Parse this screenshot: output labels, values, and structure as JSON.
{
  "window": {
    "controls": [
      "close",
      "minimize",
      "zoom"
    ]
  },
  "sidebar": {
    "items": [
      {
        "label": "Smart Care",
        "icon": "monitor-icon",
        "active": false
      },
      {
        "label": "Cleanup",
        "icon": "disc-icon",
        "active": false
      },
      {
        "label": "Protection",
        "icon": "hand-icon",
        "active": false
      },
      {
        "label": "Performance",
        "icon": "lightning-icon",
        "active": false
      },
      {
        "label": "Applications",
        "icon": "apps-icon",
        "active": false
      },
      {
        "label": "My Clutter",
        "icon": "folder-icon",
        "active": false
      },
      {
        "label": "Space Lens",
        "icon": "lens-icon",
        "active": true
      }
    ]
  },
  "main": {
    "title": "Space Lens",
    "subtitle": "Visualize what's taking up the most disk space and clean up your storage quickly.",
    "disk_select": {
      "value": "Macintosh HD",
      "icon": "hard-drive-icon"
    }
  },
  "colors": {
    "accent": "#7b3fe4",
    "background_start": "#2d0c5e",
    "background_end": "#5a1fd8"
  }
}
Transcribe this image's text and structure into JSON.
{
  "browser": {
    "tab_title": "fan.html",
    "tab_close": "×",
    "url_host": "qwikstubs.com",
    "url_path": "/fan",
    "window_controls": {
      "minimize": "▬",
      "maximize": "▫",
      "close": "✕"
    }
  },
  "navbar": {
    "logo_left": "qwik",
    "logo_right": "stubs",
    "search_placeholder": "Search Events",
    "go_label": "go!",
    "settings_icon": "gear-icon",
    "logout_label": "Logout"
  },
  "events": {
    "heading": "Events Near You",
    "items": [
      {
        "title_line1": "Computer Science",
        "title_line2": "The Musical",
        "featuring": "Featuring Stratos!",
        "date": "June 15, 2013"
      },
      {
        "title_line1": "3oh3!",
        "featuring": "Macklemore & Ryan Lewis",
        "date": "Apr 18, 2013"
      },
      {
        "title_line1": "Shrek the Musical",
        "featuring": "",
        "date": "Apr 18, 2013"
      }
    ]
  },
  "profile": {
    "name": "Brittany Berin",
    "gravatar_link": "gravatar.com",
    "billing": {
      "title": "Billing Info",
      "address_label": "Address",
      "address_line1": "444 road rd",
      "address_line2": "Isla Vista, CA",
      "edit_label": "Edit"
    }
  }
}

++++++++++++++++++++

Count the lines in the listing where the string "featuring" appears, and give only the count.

3